The move follows the three jurisdictions’ fight against an amendment made by the British parliament that would have forced them to open their registers to the UK.
Despite the apparent U-turn, Joe Moynihan, chief executive of Jersey Finance, the island’s promotional body for the financial services industry, told International Adviser that the decision came from the government’s intention to “maintain our equivalence status with the EU”.
Focus on international relationships
“Our logic for our position a few months ago was around a number of things,” Moynihan said. “We don’t necessarily believe that public access to information on our beneficial ownership registry will resolve all of the issues that certain people think it will do.
“We maintain the view that we have a stronger register than many jurisdictions, on the basis that we’ve had it for many years, on the basis that the people in the registry are regulated to a very high level and our registry fits within the international standards setters criteria of being accurate, adequate and timely.
“But we’ve also been aware that changes are happening on a continuous basis and certainly the EU’s Fifth Anti Money Laundering Directive (AMLD5) is an issue of maintaining our EU equivalence and on that basis we want to ensure that we implement it.”
Moynihan also told IA that the push against the British government’s amendments was a matter of jurisdiction.
“The UK doesn’t have the authority to legislate for the Channel Islands or the Isle of Man, we make our own legislation. This is a policy decision by our government based on the EU not based on the UK.”
The move by the crown dependencies will ensure they comply with AMLD5, which was published in June 2018 and gave jurisdictions 18 month to translate it into domestic law.
The directive focuses on enhanced powers for direct access to information and further transparency on beneficial ownership information and trusts.
Jersey, Guernsey and the Isle of Man have agreed on three key steps for the islands’ registers:
- The interconnection of the islands’ registers of beneficial ownership of companies with those within the EU for access by law enforcement authorities and financial intelligence units;
- Access for financial service businesses and certain other prescribed businesses for corporate due diligence purposes;
- Public access aligned to the approach taken in the EU Directive.
Guernsey chief minister Gavin St Pier said: “Guernsey has stated repeatedly that we would move to a public register of beneficial ownership as that becomes an international norm.

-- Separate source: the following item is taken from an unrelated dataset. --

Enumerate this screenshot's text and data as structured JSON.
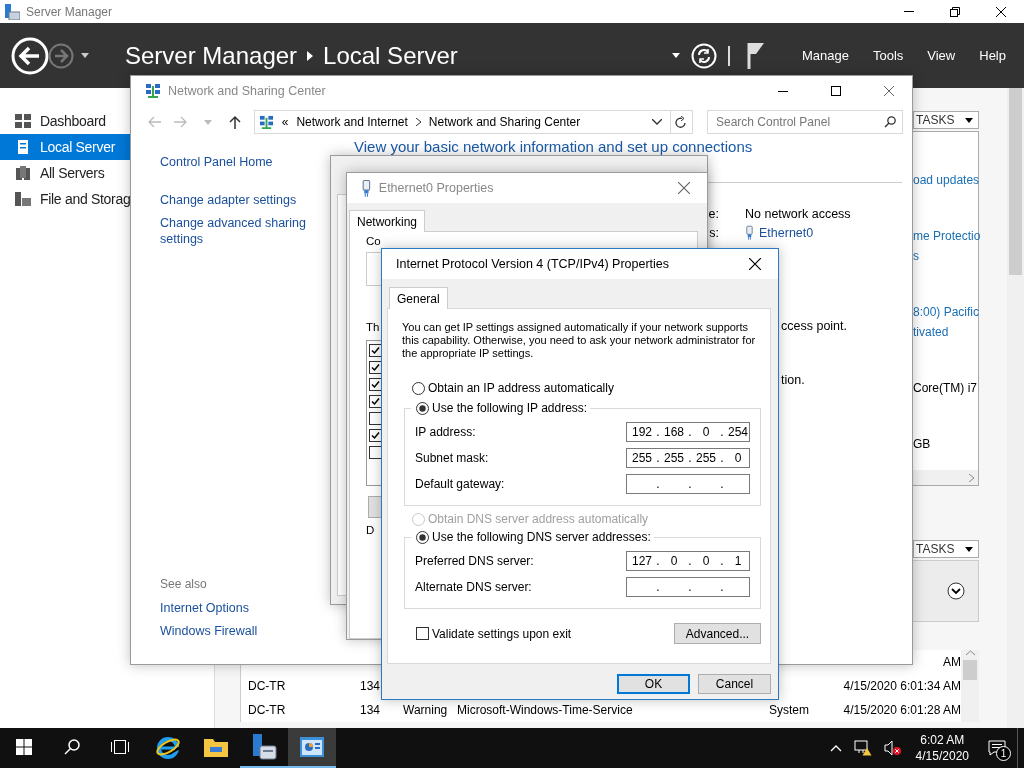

We are publishing a detailed action plan to demonstrate how Guernsey will respond to global developments in regard to beneficial ownership over the next couple of years. It will also help understanding of our commitments and approach.
“The action plan also reinforces our message that it is for Guernsey to determine its own policy position. We will never compromise the high standard of our register, which is populated by verified up-to-date data, by the adoption of an inferior model. Our action plan will ensure that our register and corporate regulation continues to set a standard for larger jurisdictions to follow.”
Complying with international rules
Stuart Platt Ransom, chief executive at Oak Group, said that while there is a case for keeping beneficial ownership registers semi-private – available to tax authorities but not the public – transparency should follow international protocols.
The fund administration firm boss said: “The current registers are not secret as they are available to the authorities if needed. There were real and justifiable reasons why beneficial ownership registers were private. These structures and companies are ordinarily not private for tax driven reasons, contrary to what the groups lobbying for this public register claim.
“I think the real crux of this is quite simple. If, and to the extent, global protocol calls for this transparency then that’s fine and just. However, our registers are populated accurately by licensed and regulated trust and company service providers. It’s a regulatory requirement to do this accurately.”
Ransom also criticised the UK’s attempt at making the crown dependencies’ registers public, echoing the jurisdictions’ sentiments back in March 2019, claiming that the UK register is not as up to par.
“In the UK, for example, this is not the case as the information given to Companies House [the UK’s business register] regarding beneficial ownership is not vetted by anyone and, as such, the information is pointless and worthless,” he added. “Have a look at how many companies one Mickey Mouse owns!
“The crown dependencies are already ahead of the curve on transparency and comply with the latest international legislation and regulations. The standards that we are already held to is far greater than other jurisdictions. The important thing is that the crown dependencies are on an equal footing to other jurisdictions, that is what is fair and just. There has to be an even playing field.”
The chief minister of the Isle of Man, Howard Quayle, said: “The Isle of Man has a longstanding, and independently verified, track record of meeting international standards. EU Member States’ implementation of public registers creates a clear direction of travel.
“It is in all our strategic interests and our standing as responsible jurisdictions to commit to further developing the accessibility and transparency of our register of beneficial ownership for companies. The EU’s review in 2022 gives us the opportunity to follow best practice and implement a register that meets the principles of the Fifth Money Laundering Directive.”
Similarly, Ian Gorst, Jersey’s external relations minister, claimed that the islands were taking a “leadership role” in putting forward these regulatory stages and that the move should push other states to raise the bar.
“We hope to encourage other jurisdictions to raise their own standards, particularly in relation to the verification of data and the regulation of the financial services sector,” he added.